▶ YOUR OBJECTIVE:
Every line below should be copied exactly; drop the pictures.
<<<<
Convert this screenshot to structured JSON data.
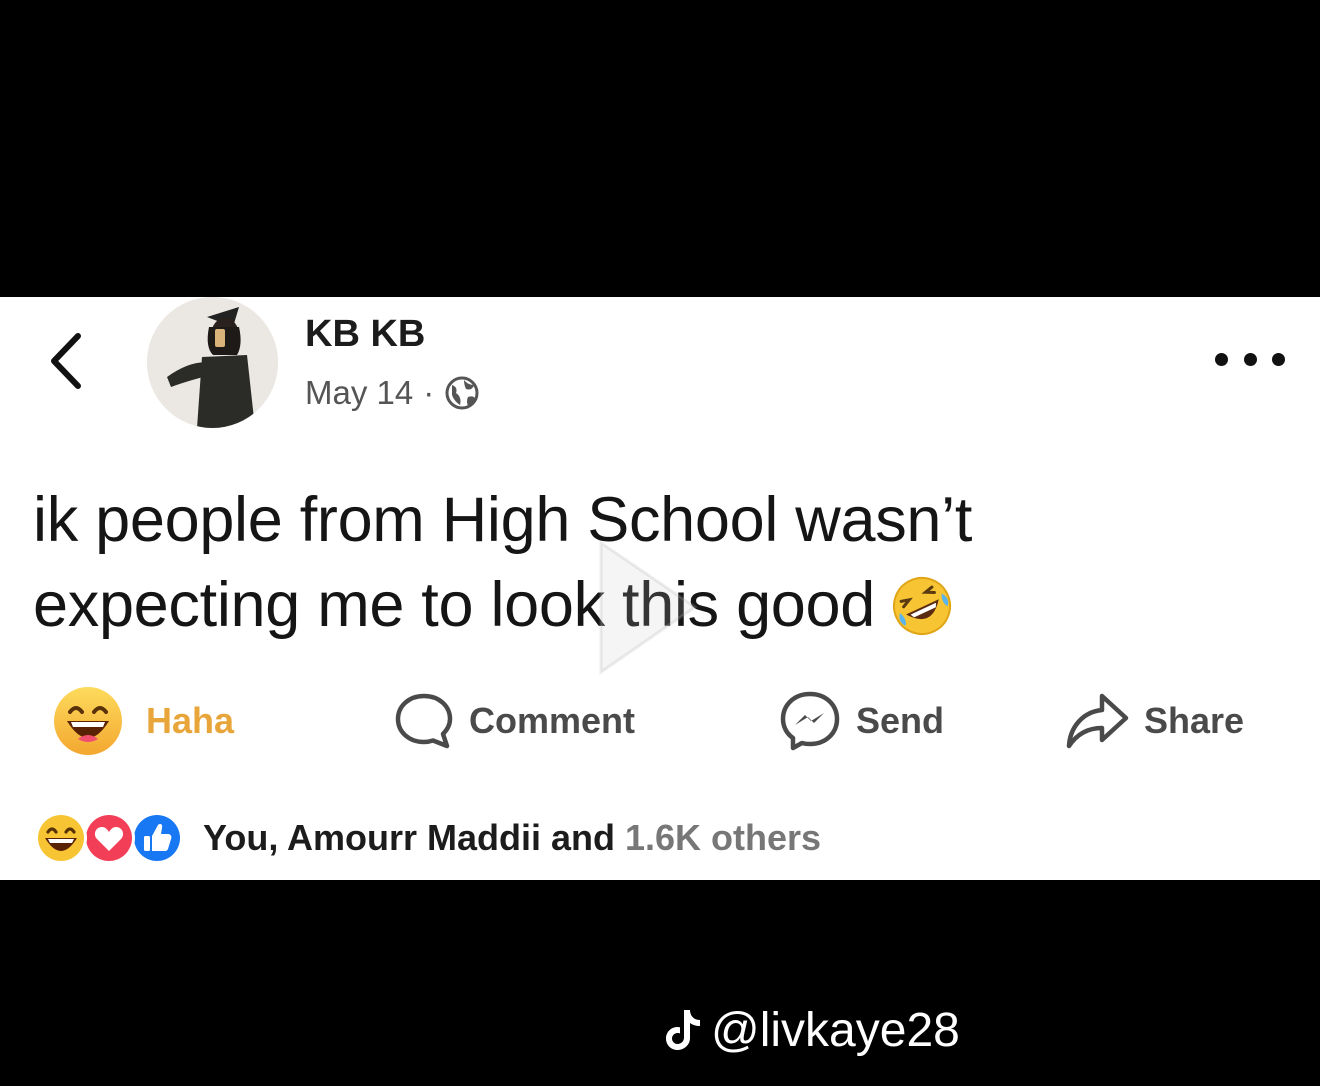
{
  "post": {
    "author": "KB KB",
    "date": "May 14",
    "separator": "·",
    "privacy_icon": "globe-icon",
    "text_line1": "ik people from High School wasn’t",
    "text_line2": "expecting me to look this good",
    "text_emoji": "rolling-on-floor-laughing-emoji"
  },
  "actions": {
    "reaction_label": "Haha",
    "comment_label": "Comment",
    "send_label": "Send",
    "share_label": "Share"
  },
  "reactions": {
    "icons": [
      "haha-icon",
      "love-icon",
      "like-icon"
    ],
    "text": "You, Amourr Maddii and",
    "count_text": "1.6K others"
  },
  "watermark": {
    "icon": "tiktok-icon",
    "handle": "@livkaye28"
  },
  "colors": {
    "haha_label": "#e8a53a",
    "love": "#f33e58",
    "like": "#1877f2",
    "text": "#151515",
    "action_text": "#4a4a4a"
  }
}
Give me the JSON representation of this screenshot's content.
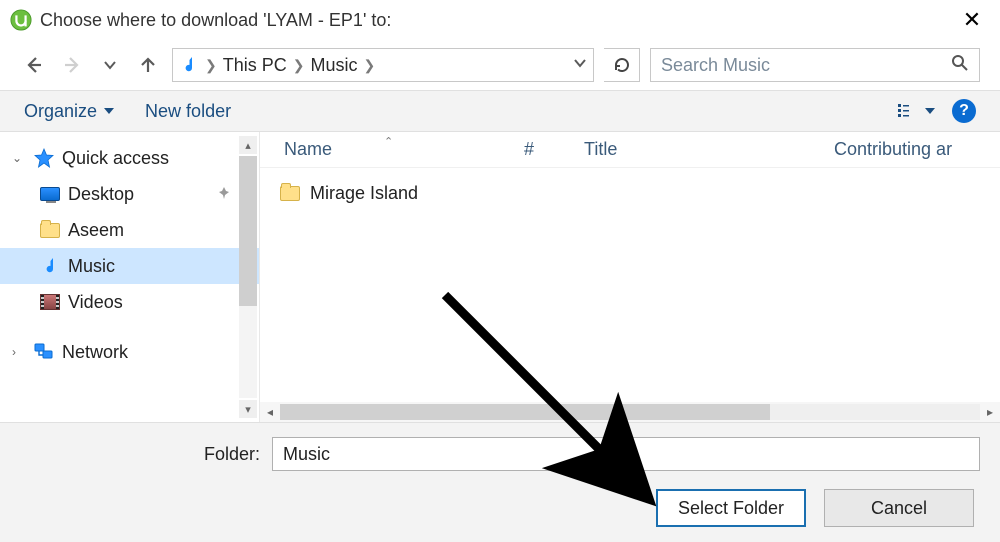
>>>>
▶ RESPONSE TO THIS TASK:
Convert this screenshot to structured JSON data.
{
  "post": {
    "author": "KB KB",
    "date": "May 14",
    "separator": "·",
    "privacy_icon": "globe-icon",
    "text_line1": "ik people from High School wasn’t",
    "text_line2": "expecting me to look this good",
    "text_emoji": "rolling-on-floor-laughing-emoji"
  },
  "actions": {
    "reaction_label": "Haha",
    "comment_label": "Comment",
    "send_label": "Send",
    "share_label": "Share"
  },
  "reactions": {
    "icons": [
      "haha-icon",
      "love-icon",
      "like-icon"
    ],
    "text": "You, Amourr Maddii and",
    "count_text": "1.6K others"
  },
  "watermark": {
    "icon": "tiktok-icon",
    "handle": "@livkaye28"
  },
  "colors": {
    "haha_label": "#e8a53a",
    "love": "#f33e58",
    "like": "#1877f2",
    "text": "#151515",
    "action_text": "#4a4a4a"
  }
}
Give me the JSON representation of this screenshot's content.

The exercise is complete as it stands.